The temple’s hulking design can make it a tough redevelopment project

A close up photo of the top of a building with carved stone detailing. There is a triangular top with square column carving.
A detail of the Lincoln Masonic Temple building.
Photos courtesy of Landmarks Illinois

A fire that burned through Monday night has destroyed the landmark Lincoln Masonic Temple in downtown Aurora, according to fire officials.

The long-vacant building burned from for about nine hours, and the fire caused significant damage to the Neoclassical temple, according to the Chicago Tribune.

In Aurora, city officials were trying to come up with a plan for the 97-year-old building as recently as August, the Tribune reported. Since 1982, the temple has been listed on the National Register of Historic Places. It was designed by architect William Q. Bendus in 1922 for the Aurora Masonic Alliance. There is more than 50,000 square feet of space which includes two assembly halls, a formal ballroom, and a grand entrance hall.

For the past 11 years, the building has suffered from deterioration and, without a tenant to make repairs the landmark, only became a tougher project to develop, said Lisa Dichiera, director of advocacy at Landmarks Illinois. The Lincoln Masonic Temple was a site on the organization’s most endangered landmarks list in 2009.

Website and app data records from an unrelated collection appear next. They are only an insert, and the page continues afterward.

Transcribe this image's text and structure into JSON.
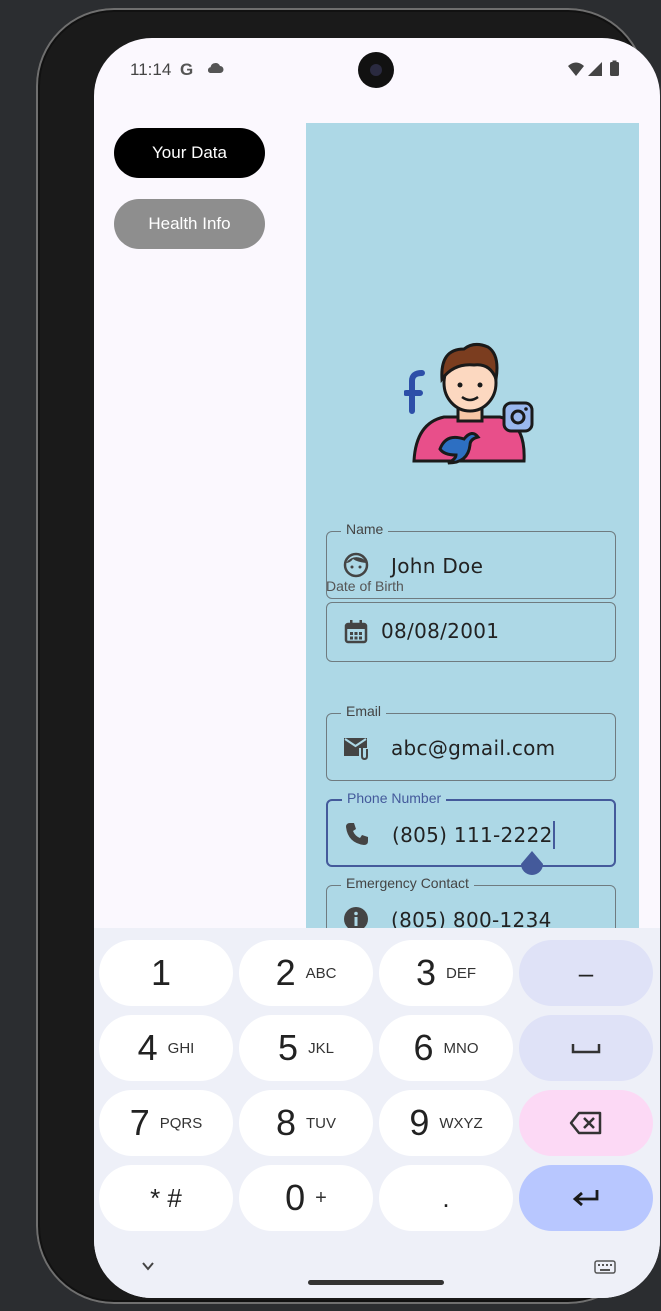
{
  "status": {
    "time": "11:14",
    "g_label": "G"
  },
  "nav": {
    "your_data": "Your Data",
    "health_info": "Health Info"
  },
  "form": {
    "name_label": "Name",
    "name_value": "John Doe",
    "dob_label": "Date of Birth",
    "dob_value": "08/08/2001",
    "email_label": "Email",
    "email_value": "abc@gmail.com",
    "phone_label": "Phone Number",
    "phone_value": "(805) 111-2222",
    "emergency_label": "Emergency Contact",
    "emergency_value": "(805) 800-1234"
  },
  "keyboard": {
    "k1": {
      "num": "1",
      "letters": ""
    },
    "k2": {
      "num": "2",
      "letters": "ABC"
    },
    "k3": {
      "num": "3",
      "letters": "DEF"
    },
    "k4": {
      "num": "4",
      "letters": "GHI"
    },
    "k5": {
      "num": "5",
      "letters": "JKL"
    },
    "k6": {
      "num": "6",
      "letters": "MNO"
    },
    "k7": {
      "num": "7",
      "letters": "PQRS"
    },
    "k8": {
      "num": "8",
      "letters": "TUV"
    },
    "k9": {
      "num": "9",
      "letters": "WXYZ"
    },
    "k0": {
      "num": "0",
      "letters": "+"
    },
    "star_hash": "* #",
    "dot": ".",
    "minus": "–"
  },
  "colors": {
    "panel": "#add8e6",
    "focus": "#445a9b",
    "enter_key": "#b8c7ff",
    "delete_key": "#fcd9f5"
  }
}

Photos courtesy of Landmarks Illinois

“It is one of the most prominent buildings in the city and that was one of the reasons it was included [on our list]. Unfortunately, there are underutilized Masonic temples all over the nation, all over the state. They are a really difficult building type for reuse.” said Dichiera.

Not only are they difficult buildings to renovate, they are also difficult to save. Fire officials were required to battle the fire in Aurora from the top down because of the small windows.

Masonic temples are massive, hulking buildings usually made of stone or brick. There might be a few small windows along the sides and tall narrow windows at the entrance, but the glass is minimal. In the ’80s, many were adapted into banquet halls, as the cavernous entrance halls and large open chamber spaces were perfect for that use. However, that type of development doesn’t work in every area, said Dichiera.

In Chicago’s Irving Park neighborhood, a 20,000-square-foot Masonic temple was renovated over a three-year period into Eris Brewery and Cider House. The three-level restaurant opened in 2018 and has 20-foot ceilings, repurposed fixtures, and original brick and wood. The South Side Masonic Temple wasn’t as fortunate. The decades-long vacant building with Art Deco, Egyptian Revival, and Moorish influences was demolished in 2015.

As for what will happen to the Lincoln Masonic Temple, it’ll be up to fire officials and the city to determine how dangerous the damage is. It’s unclear whether the entire structure will be lost completely or if perhaps parts of it will become salvageable. While buildings in Chicago have come back from devastating fires, like the Pilgrim Baptist Church, each situation is different, said Dichiera.

Photos courtesy of Landmarks Illinois